Serves 4 as a main course.


Not only is pesto delicious in dishes, it’s also great for marinating fish destined for the grill. Drizzle pesto over cooked fish, or stir it into a pot of steamed clams at the last minute to make a pasta sauce.

Although it is much easier and quicker to make pesto in a blender, the flavor and texture of pesto made with a mortar and pestle is incomparable. If you do use a blender or food processor, crush the garlic and pine nuts in a mortar before adding all the ingredients to the processor.

1 bunch basil, stemmed (about 1 cup packed)
1 to 2 garlic cloves
1/2 teaspoon coarse kosher salt
1 tablespoon pine nuts, toasted
1/4 cup olive oil
Juice of 1/2 lemon
2 tablespoons grated Parmesan cheese

Wash and thoroughly dry the basil leaves. Stack the basil leaves, 10 or 15 at a time, one on top of another, and cut them into julienne, then cut crosswise into fine dice. (The idea is to cut the leaves fine but not work them excessively, preserving the essential oils for the pesto.)

Using a large mortar and pestle, pound the garlic and salt until crushed; add the pine nuts and pound to a paste. Add the basil a tablespoon at a time while pounding with the pestle. Continue pounding to work in the olive oil. Season with lemon juice and add the Parmesan.

Pesto is always best made fresh, but extra pesto can be stored in the refrigerator for several days; pour a thin film of olive oil on top to prevent discoloration and cover well.

Makes 1 cup.

French Provencal Bacon Flat Bread

The recipe is from “The Bacon Cookbook” by James Villas, published by John Wiley & Sons, 2007.

Except for the characteristic large openings throughout the bread, writes Villas, the yeasty fougasse baked in southern France is similar in taste and texture to the Italian focaccia. Villas says this bread can be served with virtually any dish. He likes to serve it with a salade nicoise or other elaborate salad. It goes very well with the fish and shellfish minestrone with pesto, too.

1 envelope active dry yeast
1 cup lukewarm water
3 cups all-purpose flour
1 tablespoon salt
1/2 pound slab bacon (rind removed), diced
1 large egg yolk, beaten

In a small bowl, sprinkle the yeast over the water and let proof 5 to 10 minutes.

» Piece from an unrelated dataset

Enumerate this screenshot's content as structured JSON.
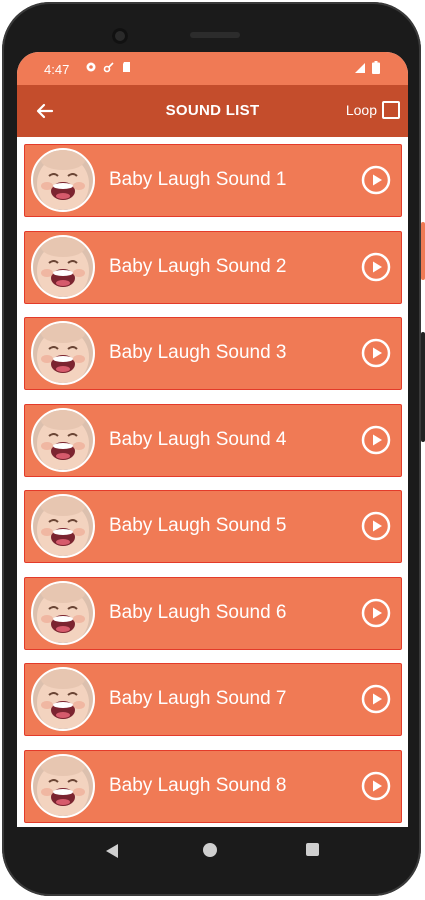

In a large mixing bowl, combine the flour and salt and stir until well blended. Add the yeast mixture to the flour and stir slowly with a wooden spoon until the dough is slightly spongy, about 12 minutes, adding a little more flour if it becomes too sticky. Form the dough into a ball, cover the bowl with plastic wrap, and let rise in a warm area until doubled in bulk, about 2 hours.

In a skillet, fry the bacon over moderate heat until almost crisp and drain on paper towels, reserving the fat.

Grease 2 baking sheets with a little of the bacon fat (or with olive oil) and set aside.

Add the bacon to the risen dough and knead until evenly incorporated. Cut the dough into 2 equal pieces, place each on a prepared baking sheet, and press each down to ovals about 1/2-inch thick. With a sharp knife, make 6 slits about 2 inches long in each oval and, with your fingers, separate the slits so you can see the pan below, stretching the dough out at the same time. Cover the ovals with plastic wrap and let rise again until doubled in bulk, 1 to 1½ hours.

Preheat the oven to 450 degrees.

If necessary, separate the slits in the dough again with your fingers, brush each flat bread with egg yolk, and bake in the center of the oven until golden brown, about 20 minutes. Serve warm.

Makes 2 wide flat breads.

Sidebar Elements

Susan Lovell and her husband John, a great cook, live near Pat’s Meat Market & Cafe in Portland, with a hungry Maine coon cat and a poodle who eats cat food. An eighth-generation Mainer, she likes shellfish, steak, baked beans, cole slaw, corn bread, blueberry pie and Moxie. Her great great-grandfather, from Wellfleet, Mass., and his cousin founded Boston’s Union Oyster House and she really likes oysters and Guinness. And Boston cream pie.